───── PROVIDED DATA

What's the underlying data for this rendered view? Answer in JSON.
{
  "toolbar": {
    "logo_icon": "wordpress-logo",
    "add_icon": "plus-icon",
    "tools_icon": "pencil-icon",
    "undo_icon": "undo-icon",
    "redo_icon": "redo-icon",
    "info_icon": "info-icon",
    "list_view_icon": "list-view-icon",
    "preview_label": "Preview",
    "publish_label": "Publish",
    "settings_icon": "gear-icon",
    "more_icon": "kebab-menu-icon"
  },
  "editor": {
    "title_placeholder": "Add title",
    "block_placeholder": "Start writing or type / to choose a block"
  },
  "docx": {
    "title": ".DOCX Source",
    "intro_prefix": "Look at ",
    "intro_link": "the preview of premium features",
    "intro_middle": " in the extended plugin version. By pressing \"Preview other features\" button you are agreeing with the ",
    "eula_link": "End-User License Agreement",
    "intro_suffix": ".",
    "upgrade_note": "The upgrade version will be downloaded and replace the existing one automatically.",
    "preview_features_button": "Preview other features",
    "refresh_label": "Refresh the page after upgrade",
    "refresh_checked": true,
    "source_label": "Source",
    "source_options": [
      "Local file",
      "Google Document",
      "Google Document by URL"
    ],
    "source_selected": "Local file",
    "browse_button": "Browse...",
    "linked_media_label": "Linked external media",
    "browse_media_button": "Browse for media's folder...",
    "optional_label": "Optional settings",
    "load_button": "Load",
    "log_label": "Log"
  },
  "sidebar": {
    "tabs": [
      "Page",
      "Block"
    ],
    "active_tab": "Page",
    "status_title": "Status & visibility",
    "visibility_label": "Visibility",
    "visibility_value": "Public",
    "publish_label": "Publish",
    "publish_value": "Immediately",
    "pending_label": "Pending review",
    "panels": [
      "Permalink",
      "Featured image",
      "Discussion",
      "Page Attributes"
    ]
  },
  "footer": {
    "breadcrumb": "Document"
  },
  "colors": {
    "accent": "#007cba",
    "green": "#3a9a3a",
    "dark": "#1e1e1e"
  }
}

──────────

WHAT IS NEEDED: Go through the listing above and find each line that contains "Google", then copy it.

PROBLEM SOLUTION:
      "Google Document",
      "Google Document by URL"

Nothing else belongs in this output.